    Total Fiasco: Germans Are The Poorest, Cypriots The Second Richest In The Eurozone



  6. Which might make the German taxpayer and voter somewhat irate.

  7. Yes, the German taxpayers will be a tad irate.

    However, as I mentioned above, there are difficulties with these types of comparisons, and that is not only how the statistics is gathered, but how to interpret the results.

    Wolfgang Münchau has a completely different take on this report:

    The riddle of Europe’s single currency with many values

    His conclusion is damning:

    "This leaves me to conclude that the unit of account is really not the same across the eurozone - that Spain and Germany have a different euro.
    Of course, I would not expect the ECB or any other European institution to conclude that the euro is not the same in Germany as in Spain. It is their job to deny this. But the imposition of capital controls in Cyprus has set a precedent. It now has a new currency. I call it the Cypriot euro. According to the ECB's study, Germany also has its own currency - the German euro - and it is massively undervalued."

    None of the interpretations tell the whole truth, but Münchau's is probably closer to the reality. But how come? Shouldn't the Euro make the whole Eurozone into a single market??? Well, that was what we were told, but already a year or so after the introduction of the Euro, it was seen not to work. Fritz Bolkestein, finance commissioner at that time, gave a talk to the Kangaroo club in 2003, and warned that the price convergence had stalled since 1999. This is in concordance with Münchau's statement that "the price gap also affects tradeable goods: European cross-border retail markets are not working efficiently."

    Some currency union!


  8. "The distinction is not altogether clear to me. I suppose we shall have no clear idea until the election."

    It basically is a case of "privatizing the profits and nationalising the losses"

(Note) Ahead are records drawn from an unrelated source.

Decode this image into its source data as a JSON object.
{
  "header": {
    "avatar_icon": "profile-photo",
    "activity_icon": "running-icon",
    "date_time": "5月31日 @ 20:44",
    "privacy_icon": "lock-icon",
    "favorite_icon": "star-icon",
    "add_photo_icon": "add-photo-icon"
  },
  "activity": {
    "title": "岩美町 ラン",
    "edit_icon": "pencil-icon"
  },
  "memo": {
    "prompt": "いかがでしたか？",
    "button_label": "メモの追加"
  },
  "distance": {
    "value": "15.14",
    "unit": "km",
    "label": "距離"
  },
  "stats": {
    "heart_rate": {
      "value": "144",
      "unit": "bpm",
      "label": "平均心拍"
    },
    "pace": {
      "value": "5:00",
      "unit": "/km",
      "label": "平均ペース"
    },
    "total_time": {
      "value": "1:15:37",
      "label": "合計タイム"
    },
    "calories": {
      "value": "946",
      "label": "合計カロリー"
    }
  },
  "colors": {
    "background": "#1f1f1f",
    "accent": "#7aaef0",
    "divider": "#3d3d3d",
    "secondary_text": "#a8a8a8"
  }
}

    The Euro allows German industry to sell more to other countries in the Euro zone than they otherwise would be able to. The problem is that the resulting German export surpluses are at the same time a large part of other countries' deficits that make it necessary to bail them out.